◆ **INFORMATION SHOWN**:
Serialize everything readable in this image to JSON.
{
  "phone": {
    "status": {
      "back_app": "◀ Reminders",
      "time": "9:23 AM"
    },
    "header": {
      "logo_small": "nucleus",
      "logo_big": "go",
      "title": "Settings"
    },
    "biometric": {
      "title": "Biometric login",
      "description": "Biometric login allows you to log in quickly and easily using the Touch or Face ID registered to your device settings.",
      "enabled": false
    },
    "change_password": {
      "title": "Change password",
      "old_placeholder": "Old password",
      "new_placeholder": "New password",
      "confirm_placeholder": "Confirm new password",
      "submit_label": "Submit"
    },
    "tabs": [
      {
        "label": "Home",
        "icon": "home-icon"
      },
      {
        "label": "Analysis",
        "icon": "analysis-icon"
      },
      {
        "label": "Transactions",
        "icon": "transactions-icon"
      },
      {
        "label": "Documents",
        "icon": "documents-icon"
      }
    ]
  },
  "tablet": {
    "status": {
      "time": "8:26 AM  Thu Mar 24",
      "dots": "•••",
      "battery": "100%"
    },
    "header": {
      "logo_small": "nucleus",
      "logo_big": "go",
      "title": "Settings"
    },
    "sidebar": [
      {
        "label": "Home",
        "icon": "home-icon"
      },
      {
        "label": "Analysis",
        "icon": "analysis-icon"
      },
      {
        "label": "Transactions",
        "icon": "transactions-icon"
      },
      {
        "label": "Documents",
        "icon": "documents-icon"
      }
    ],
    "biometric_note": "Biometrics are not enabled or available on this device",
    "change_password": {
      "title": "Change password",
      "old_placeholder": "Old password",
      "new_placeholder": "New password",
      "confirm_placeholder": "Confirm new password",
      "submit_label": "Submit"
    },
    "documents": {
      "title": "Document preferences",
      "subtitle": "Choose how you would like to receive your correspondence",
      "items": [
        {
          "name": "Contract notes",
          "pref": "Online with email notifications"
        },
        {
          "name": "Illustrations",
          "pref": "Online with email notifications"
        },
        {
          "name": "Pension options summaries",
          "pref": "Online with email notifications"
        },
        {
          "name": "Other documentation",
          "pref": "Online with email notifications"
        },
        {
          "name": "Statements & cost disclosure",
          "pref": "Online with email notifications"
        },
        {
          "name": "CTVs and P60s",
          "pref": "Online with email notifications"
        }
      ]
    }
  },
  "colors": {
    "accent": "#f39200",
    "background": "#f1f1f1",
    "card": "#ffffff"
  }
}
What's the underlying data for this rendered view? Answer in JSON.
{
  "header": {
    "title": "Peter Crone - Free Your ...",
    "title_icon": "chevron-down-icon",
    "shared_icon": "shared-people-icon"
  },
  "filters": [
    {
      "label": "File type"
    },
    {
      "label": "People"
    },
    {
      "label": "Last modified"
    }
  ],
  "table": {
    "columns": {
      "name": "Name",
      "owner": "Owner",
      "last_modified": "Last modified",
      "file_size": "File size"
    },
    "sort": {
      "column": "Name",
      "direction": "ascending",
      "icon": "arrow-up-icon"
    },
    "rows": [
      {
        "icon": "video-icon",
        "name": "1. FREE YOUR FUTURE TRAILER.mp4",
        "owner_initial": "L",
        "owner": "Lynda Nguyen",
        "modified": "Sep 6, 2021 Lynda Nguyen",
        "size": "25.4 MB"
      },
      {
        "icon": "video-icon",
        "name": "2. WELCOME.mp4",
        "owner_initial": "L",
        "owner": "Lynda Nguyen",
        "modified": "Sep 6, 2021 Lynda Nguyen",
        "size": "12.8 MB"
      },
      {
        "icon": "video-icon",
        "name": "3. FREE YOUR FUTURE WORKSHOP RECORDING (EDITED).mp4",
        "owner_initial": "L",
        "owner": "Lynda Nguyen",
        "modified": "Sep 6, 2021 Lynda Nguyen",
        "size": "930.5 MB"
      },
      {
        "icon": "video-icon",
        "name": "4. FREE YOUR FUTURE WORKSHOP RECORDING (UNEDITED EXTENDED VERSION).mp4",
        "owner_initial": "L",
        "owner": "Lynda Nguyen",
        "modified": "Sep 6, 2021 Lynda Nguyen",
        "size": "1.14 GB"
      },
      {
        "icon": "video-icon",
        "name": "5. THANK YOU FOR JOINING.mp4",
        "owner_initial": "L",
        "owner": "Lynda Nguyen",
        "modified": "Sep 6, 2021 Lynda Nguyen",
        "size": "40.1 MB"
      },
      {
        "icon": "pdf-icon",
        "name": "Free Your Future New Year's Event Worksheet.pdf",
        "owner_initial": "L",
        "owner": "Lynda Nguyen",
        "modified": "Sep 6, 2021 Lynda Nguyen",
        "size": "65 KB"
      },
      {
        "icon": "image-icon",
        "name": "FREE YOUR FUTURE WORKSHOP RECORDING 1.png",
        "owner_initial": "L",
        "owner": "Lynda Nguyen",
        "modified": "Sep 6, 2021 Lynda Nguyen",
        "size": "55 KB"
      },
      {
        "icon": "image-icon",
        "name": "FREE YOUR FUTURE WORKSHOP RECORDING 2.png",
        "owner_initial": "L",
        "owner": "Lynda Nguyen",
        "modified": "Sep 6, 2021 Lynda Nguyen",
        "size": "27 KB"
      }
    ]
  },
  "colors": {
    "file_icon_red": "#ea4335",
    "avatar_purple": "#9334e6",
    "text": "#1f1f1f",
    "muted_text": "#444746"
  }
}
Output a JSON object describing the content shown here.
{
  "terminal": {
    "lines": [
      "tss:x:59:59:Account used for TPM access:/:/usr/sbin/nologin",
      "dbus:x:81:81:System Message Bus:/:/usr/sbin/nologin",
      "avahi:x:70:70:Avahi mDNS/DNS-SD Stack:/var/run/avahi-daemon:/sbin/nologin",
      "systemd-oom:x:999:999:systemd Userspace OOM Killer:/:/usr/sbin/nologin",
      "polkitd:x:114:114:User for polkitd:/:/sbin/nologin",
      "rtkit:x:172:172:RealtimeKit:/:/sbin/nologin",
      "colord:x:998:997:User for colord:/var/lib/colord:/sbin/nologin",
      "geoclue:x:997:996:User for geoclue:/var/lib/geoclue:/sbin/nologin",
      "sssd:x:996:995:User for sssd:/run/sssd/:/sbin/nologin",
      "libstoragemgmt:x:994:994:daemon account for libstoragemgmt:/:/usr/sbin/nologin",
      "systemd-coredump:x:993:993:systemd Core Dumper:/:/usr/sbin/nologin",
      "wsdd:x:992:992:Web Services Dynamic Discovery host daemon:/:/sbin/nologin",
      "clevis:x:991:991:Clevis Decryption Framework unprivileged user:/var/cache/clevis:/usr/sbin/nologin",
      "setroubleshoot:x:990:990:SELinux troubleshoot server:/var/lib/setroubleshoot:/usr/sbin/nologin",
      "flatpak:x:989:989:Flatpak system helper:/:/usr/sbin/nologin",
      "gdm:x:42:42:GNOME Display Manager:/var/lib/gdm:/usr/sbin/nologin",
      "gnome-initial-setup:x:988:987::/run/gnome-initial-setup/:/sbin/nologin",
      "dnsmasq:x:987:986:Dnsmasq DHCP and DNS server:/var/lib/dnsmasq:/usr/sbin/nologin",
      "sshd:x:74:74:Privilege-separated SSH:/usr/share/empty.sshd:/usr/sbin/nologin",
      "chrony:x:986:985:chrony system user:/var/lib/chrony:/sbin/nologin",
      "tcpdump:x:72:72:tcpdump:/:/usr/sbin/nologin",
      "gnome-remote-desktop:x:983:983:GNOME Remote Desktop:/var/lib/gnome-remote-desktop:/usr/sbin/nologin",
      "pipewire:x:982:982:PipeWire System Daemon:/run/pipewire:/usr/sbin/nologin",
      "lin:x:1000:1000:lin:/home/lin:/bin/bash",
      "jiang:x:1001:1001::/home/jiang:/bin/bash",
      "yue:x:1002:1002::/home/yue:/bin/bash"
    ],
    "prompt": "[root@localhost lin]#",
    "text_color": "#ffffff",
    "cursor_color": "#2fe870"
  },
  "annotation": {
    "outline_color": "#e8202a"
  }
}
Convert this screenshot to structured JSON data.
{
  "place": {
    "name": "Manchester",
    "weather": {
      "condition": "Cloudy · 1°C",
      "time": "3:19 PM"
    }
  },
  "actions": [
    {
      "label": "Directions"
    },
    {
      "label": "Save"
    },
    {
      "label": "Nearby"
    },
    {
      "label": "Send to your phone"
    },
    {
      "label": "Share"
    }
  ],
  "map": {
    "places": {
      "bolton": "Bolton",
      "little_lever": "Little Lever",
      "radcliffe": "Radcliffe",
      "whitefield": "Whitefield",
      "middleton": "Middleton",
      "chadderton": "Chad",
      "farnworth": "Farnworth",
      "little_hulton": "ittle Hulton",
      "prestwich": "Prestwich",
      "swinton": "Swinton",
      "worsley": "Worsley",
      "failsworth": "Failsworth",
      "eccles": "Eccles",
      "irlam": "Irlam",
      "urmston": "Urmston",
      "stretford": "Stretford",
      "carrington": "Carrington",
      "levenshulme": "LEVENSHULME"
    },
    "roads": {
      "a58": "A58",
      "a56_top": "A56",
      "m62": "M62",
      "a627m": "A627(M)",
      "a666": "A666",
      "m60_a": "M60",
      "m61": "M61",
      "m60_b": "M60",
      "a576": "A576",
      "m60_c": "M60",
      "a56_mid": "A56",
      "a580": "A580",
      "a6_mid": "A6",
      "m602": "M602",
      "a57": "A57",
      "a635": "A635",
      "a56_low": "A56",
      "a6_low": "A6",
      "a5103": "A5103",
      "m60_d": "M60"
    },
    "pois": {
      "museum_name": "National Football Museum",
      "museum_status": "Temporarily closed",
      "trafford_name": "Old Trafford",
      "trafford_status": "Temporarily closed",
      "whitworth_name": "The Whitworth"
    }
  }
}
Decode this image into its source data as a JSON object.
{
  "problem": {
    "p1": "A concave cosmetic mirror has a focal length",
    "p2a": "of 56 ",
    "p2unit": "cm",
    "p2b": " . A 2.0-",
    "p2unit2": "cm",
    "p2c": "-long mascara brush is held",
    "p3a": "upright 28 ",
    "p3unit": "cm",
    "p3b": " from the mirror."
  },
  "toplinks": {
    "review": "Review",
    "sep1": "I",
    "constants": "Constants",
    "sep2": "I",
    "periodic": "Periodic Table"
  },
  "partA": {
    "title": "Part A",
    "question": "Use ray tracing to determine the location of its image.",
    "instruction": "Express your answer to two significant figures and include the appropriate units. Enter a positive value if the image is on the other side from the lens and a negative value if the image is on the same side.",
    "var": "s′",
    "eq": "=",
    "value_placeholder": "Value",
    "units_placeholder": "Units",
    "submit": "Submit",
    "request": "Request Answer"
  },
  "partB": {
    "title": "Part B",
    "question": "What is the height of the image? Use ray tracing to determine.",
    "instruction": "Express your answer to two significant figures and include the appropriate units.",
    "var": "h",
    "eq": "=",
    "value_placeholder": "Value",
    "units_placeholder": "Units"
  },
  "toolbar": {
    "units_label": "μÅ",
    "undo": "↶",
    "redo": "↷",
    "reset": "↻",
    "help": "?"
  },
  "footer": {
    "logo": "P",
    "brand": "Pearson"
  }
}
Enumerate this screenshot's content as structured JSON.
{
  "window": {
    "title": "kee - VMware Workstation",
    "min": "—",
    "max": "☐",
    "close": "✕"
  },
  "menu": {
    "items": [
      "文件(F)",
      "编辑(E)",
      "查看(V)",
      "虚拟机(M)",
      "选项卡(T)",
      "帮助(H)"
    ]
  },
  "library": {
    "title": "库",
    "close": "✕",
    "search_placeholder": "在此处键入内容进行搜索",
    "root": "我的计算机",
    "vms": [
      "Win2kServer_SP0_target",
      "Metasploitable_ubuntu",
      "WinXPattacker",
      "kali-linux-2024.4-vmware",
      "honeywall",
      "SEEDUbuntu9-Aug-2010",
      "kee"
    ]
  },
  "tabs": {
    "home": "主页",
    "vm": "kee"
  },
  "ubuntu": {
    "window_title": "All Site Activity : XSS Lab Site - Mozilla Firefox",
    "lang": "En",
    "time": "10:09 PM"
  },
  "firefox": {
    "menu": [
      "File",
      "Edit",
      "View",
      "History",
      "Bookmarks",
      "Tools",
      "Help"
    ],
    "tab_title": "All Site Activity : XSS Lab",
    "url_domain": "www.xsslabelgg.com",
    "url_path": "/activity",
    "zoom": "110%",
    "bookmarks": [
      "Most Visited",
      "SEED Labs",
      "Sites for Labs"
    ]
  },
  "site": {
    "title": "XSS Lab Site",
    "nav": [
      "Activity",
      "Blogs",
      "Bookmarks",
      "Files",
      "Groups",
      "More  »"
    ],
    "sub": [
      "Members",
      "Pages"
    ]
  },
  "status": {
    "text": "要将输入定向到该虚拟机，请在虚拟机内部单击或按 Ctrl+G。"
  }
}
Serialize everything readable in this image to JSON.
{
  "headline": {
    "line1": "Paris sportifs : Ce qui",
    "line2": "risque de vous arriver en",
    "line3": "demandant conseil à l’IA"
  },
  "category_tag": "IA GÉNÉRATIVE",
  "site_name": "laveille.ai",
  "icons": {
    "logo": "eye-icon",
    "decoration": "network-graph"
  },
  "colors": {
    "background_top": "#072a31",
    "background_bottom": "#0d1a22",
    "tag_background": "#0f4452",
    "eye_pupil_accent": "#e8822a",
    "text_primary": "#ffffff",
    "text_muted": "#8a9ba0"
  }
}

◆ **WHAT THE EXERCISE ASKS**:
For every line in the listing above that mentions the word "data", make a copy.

◆ **ANSWER BELOW**:
What's the underlying data for this rendered view? Answer in JSON.
Convert this screenshot to structured JSON data.
Decode this image into its source data as a JSON object.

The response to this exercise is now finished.